Riley also looks into the work of Giovanni Peri, an economist at the University of California at Davis, who analyzed employment data in California and found that immigration increases the wages of almost all workers (though unskilled workers see the lowest gains). Peri’s work argues, essentially, that the traditional understanding of immigrant labor is awry: Broadly speaking, immigrants don’t just compete with native labor, they also complement it. They fill out industries, in other words, that wouldn’t exist without immigrants. To put it simply, if there were no Chinese immigrants, the result would not be Chinese restaurants staffed mainly by native Iowans: You wouldn’t have many Chinese restaurants at all, and folks who like Chinese food would eat at home more often. Additionally, you’d have more native workers laboring for low wages at the bottom of the occupational ladder rather than being pushed up into management and supervisory roles, as happens now. That’s not to say there’s no competition — there certainly is some — but Peri finds it’s outweighed by complementary labor, and thus immigration helps wages in the aggregate.

Moreover, whichever estimates you believe, the effects of immigration on native laborers are small, and if your concern is really the conditions of the worst-off, there are much more direct ways to help them (universal health care would be a good start). As Riley persuasively argues, however, the positive effects of immigration on the wages of immigrants are huge.

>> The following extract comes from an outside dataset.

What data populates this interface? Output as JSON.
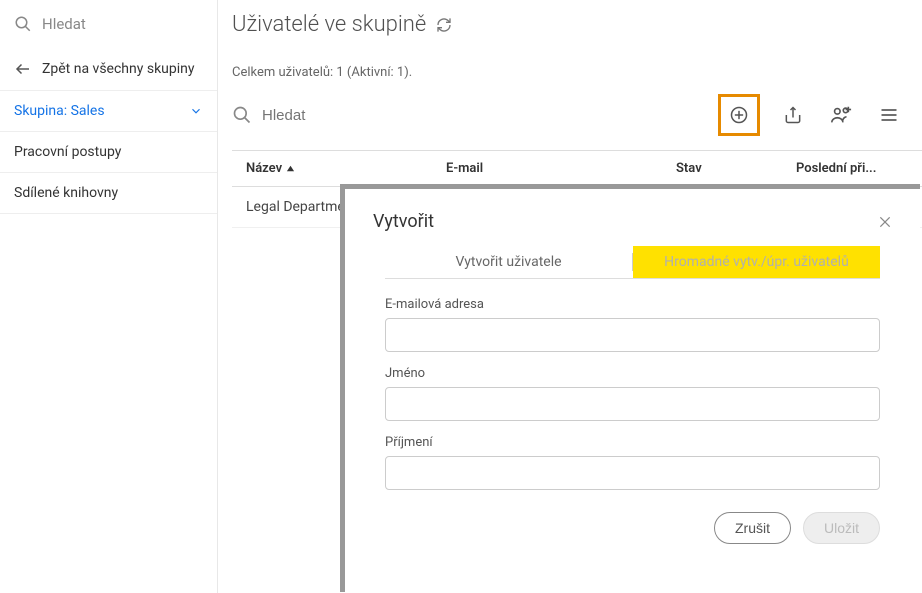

That’s why immigrants choose what is, in many cases, an awful, lonesome, and frequently undignified life hundreds or thousands of miles from their families. For them, America is, as Reagan once put it, a shining city on a hill, and even a harsh existence in its shadows is bright with opportunity.